President Barack Obama called rap star Kanye West “a jackass.” Vice President Joe Biden told a senator to “Gimme a fucking break!” Economic adviser Christina Romer declared that Americans had yet to have their “holy shit” moment over the economy.
Those who pay attention to political rhetoric say an unusual amount of profanity has emanated from this White House – even without counting famously colorful White House chief of staff Rahm Emmanuel. But before this statement becomes fodder for yet another partisan debate (with conservatives saying Obama is disgracing the presidency, and liberals that the media are once again being unfair), they quickly add that Team Obama is no crasser than administrations past. It’s just that they are being quoted more accurately.

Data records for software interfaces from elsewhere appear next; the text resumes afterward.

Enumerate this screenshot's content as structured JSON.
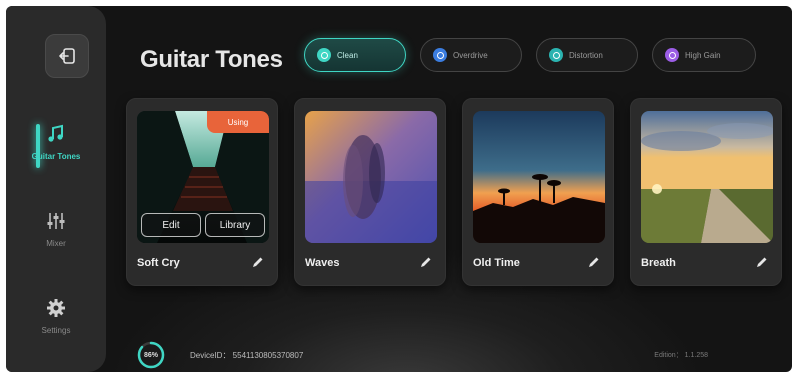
{
  "header": {
    "title": "Guitar Tones"
  },
  "tabs": [
    {
      "label": "Clean",
      "color": "#3fd6c4",
      "active": true
    },
    {
      "label": "Overdrive",
      "color": "#3b7de0",
      "active": false
    },
    {
      "label": "Distortion",
      "color": "#2bb3b0",
      "active": false
    },
    {
      "label": "High Gain",
      "color": "#9b5de5",
      "active": false
    }
  ],
  "sidebar": {
    "back_icon": "exit-icon",
    "items": [
      {
        "label": "Guitar Tones",
        "icon": "music-note-icon",
        "active": true
      },
      {
        "label": "Mixer",
        "icon": "sliders-icon",
        "active": false
      },
      {
        "label": "Settings",
        "icon": "gear-icon",
        "active": false
      }
    ]
  },
  "cards": [
    {
      "name": "Soft Cry",
      "badge": "Using",
      "edit_label": "Edit",
      "library_label": "Library"
    },
    {
      "name": "Waves"
    },
    {
      "name": "Old Time"
    },
    {
      "name": "Breath"
    }
  ],
  "footer": {
    "progress": "86%",
    "progress_value": 0.86,
    "device_id": "DeviceID： 554113080537080̈7",
    "edition": "Edition： 1.1.258"
  },
  "colors": {
    "accent": "#3fd6c4",
    "badge": "#e8643a"
  }
}
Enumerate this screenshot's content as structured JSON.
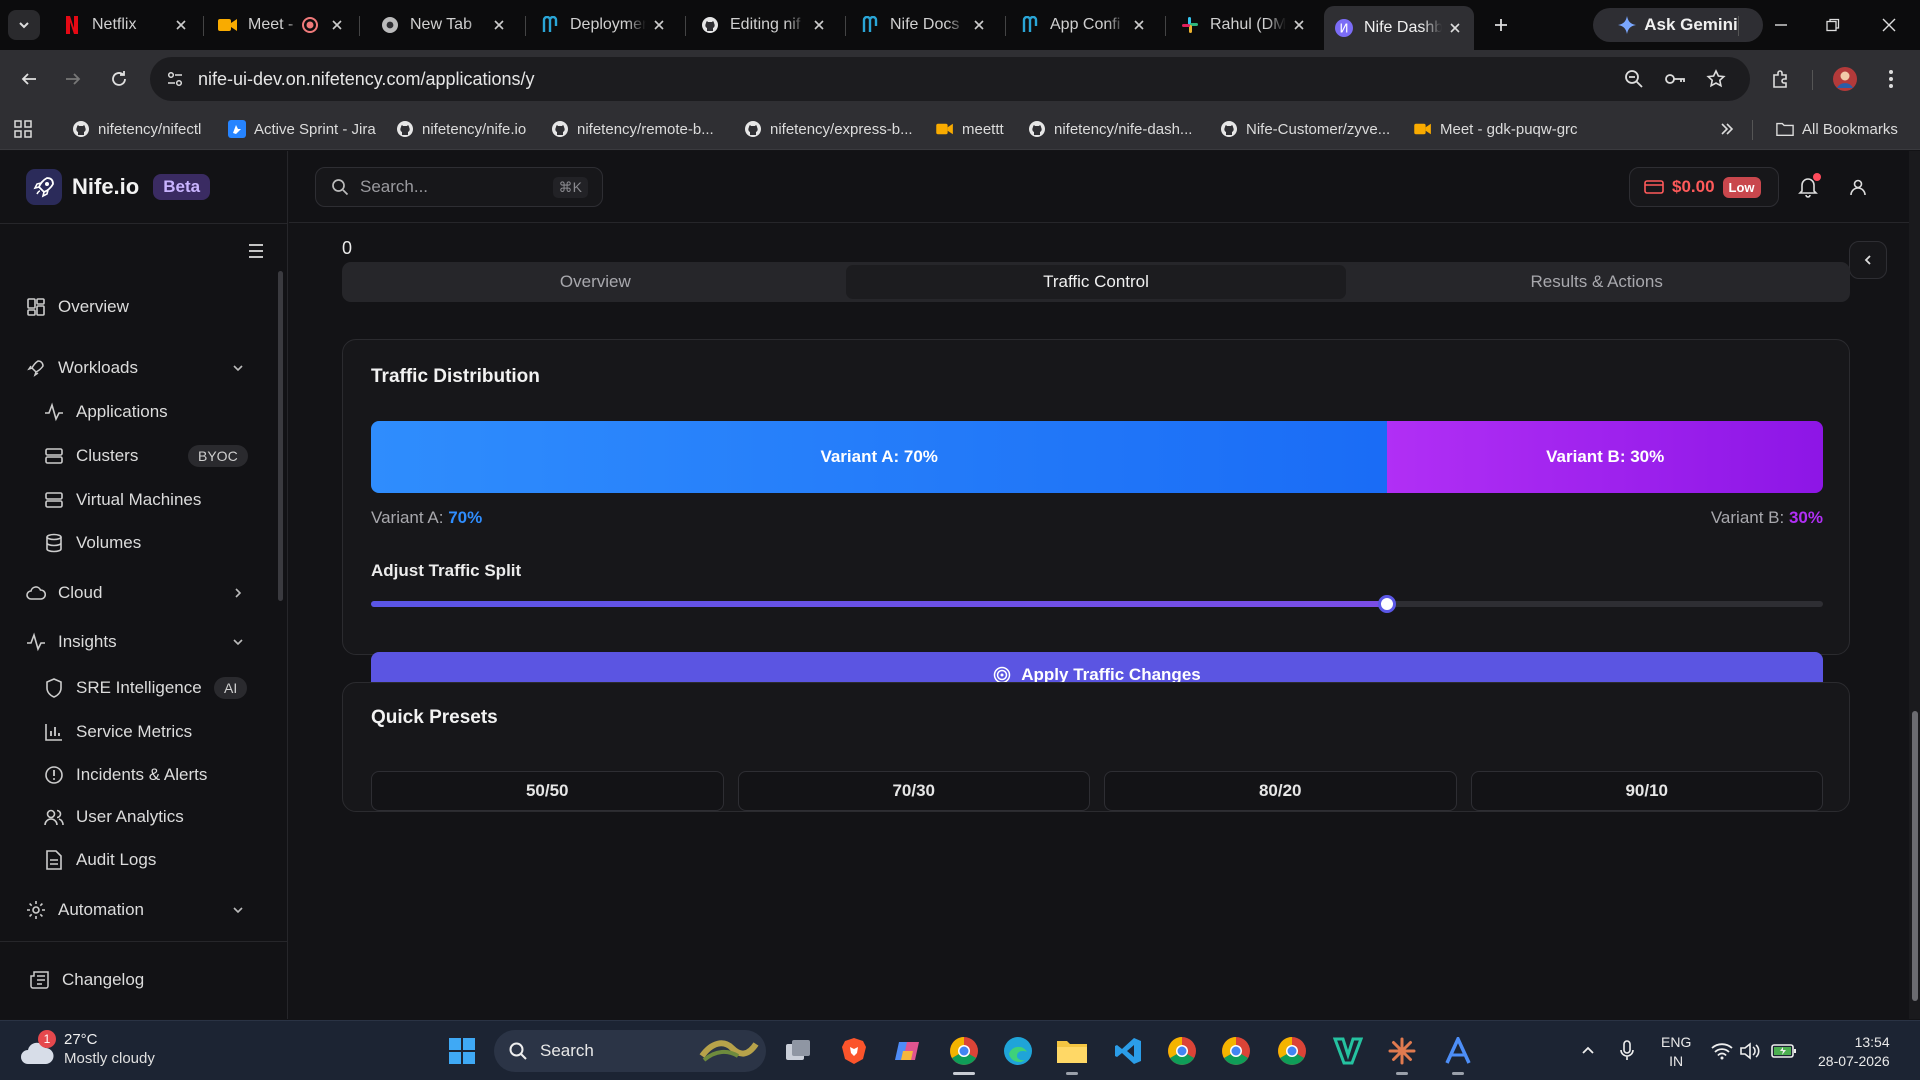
{
  "browser": {
    "tabs": [
      {
        "title": "Netflix",
        "icon": "netflix-icon"
      },
      {
        "title": "Meet -",
        "icon": "meet-icon"
      },
      {
        "title": "New Tab",
        "icon": "chrome-icon"
      },
      {
        "title": "Deployment",
        "icon": "nife-icon"
      },
      {
        "title": "Editing nif",
        "icon": "github-icon"
      },
      {
        "title": "Nife Docs",
        "icon": "nife-icon"
      },
      {
        "title": "App Confi",
        "icon": "nife-icon"
      },
      {
        "title": "Rahul (DM",
        "icon": "slack-icon"
      },
      {
        "title": "Nife Dashb",
        "icon": "nife-dashboard-icon"
      }
    ],
    "ask_gemini": "Ask Gemini",
    "url": "nife-ui-dev.on.nifetency.com/applications/y",
    "bookmarks": [
      {
        "label": "nifetency/nifectl",
        "icon": "github-icon"
      },
      {
        "label": "Active Sprint - Jira",
        "icon": "jira-icon"
      },
      {
        "label": "nifetency/nife.io",
        "icon": "github-icon"
      },
      {
        "label": "nifetency/remote-b...",
        "icon": "github-icon"
      },
      {
        "label": "nifetency/express-b...",
        "icon": "github-icon"
      },
      {
        "label": "meettt",
        "icon": "meet-icon"
      },
      {
        "label": "nifetency/nife-dash...",
        "icon": "github-icon"
      },
      {
        "label": "Nife-Customer/zyve...",
        "icon": "github-icon"
      },
      {
        "label": "Meet - gdk-puqw-grc",
        "icon": "meet-icon"
      }
    ],
    "all_bookmarks": "All Bookmarks"
  },
  "app": {
    "brand": "Nife.io",
    "beta": "Beta",
    "search_placeholder": "Search...",
    "search_shortcut": "⌘K",
    "balance": "$0.00",
    "balance_badge": "Low"
  },
  "sidebar": {
    "overview": "Overview",
    "workloads": "Workloads",
    "applications": "Applications",
    "clusters": "Clusters",
    "clusters_badge": "BYOC",
    "virtual_machines": "Virtual Machines",
    "volumes": "Volumes",
    "cloud": "Cloud",
    "insights": "Insights",
    "sre": "SRE Intelligence",
    "sre_badge": "AI",
    "service_metrics": "Service Metrics",
    "incidents": "Incidents & Alerts",
    "user_analytics": "User Analytics",
    "audit_logs": "Audit Logs",
    "automation": "Automation",
    "changelog": "Changelog"
  },
  "main": {
    "stray_value": "0",
    "tabs": [
      "Overview",
      "Traffic Control",
      "Results & Actions"
    ],
    "active_tab": "Traffic Control",
    "traffic": {
      "title": "Traffic Distribution",
      "variant_a_bar": "Variant A: 70%",
      "variant_b_bar": "Variant B: 30%",
      "variant_a_label": "Variant A: ",
      "variant_a_value": "70%",
      "variant_b_label": "Variant B: ",
      "variant_b_value": "30%",
      "variant_a_percent": 70,
      "variant_b_percent": 30,
      "adjust_label": "Adjust Traffic Split",
      "slider_value": 70,
      "apply_button": "Apply Traffic Changes",
      "color_a": "#2f8dfd",
      "color_b": "#b12ff5"
    },
    "presets": {
      "title": "Quick Presets",
      "options": [
        "50/50",
        "70/30",
        "80/20",
        "90/10"
      ]
    }
  },
  "taskbar": {
    "weather_badge": "1",
    "temperature": "27°C",
    "condition": "Mostly cloudy",
    "search": "Search",
    "lang_line1": "ENG",
    "lang_line2": "IN",
    "time": "13:54",
    "date": "28-07-2026"
  }
}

What’s different, according to linguists, media analysts and reporters who’ve covered past administrations is the media: Networks and newspapers have become far more willing to run with quotes, video and audio of political figures and their aides saying things that never used to be repeated. They attribute the growth of the political potty mouth alternately to the proliferation of recording technologies; intense interest in all things Obama; the explosion of new media platforms that both circumvent and push traditional media while sharpening competition; a general coarsening of the public dialogue; or some combination of all of those factors.